[Opening Records to process section]

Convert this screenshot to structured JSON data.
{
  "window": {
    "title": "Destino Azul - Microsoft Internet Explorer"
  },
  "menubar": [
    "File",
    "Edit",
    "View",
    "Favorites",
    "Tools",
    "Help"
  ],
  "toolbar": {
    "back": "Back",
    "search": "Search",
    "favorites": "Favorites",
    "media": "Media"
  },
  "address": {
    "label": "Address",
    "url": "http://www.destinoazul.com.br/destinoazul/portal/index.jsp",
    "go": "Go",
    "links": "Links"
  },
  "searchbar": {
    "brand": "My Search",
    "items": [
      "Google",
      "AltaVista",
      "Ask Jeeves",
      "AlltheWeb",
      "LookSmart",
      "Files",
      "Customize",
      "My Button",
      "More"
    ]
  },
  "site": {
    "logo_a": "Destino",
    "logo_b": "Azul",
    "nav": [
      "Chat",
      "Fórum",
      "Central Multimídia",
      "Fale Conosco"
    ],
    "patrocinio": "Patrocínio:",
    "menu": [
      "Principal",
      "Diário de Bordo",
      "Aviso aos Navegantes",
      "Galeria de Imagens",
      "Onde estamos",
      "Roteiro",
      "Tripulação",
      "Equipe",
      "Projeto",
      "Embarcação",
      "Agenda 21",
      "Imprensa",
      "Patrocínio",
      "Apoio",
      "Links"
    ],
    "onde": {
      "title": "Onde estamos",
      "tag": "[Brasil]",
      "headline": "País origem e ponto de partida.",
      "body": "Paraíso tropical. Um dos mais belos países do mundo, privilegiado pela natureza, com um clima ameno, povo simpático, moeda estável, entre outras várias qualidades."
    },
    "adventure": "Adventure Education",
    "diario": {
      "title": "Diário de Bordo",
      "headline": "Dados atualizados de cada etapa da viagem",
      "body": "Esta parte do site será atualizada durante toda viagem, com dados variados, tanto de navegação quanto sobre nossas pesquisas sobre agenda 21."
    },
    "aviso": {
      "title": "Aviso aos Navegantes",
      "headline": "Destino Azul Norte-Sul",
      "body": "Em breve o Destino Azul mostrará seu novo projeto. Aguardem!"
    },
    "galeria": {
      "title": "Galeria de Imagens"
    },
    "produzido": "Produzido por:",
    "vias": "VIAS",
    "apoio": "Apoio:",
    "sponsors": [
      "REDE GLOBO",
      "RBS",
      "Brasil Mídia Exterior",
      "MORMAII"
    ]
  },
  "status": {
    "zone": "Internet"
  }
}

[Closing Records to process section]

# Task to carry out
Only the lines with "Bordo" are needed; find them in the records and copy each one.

# Solution for this exercise
      "Diário de Bordo",
      "title": "Diário de Bordo",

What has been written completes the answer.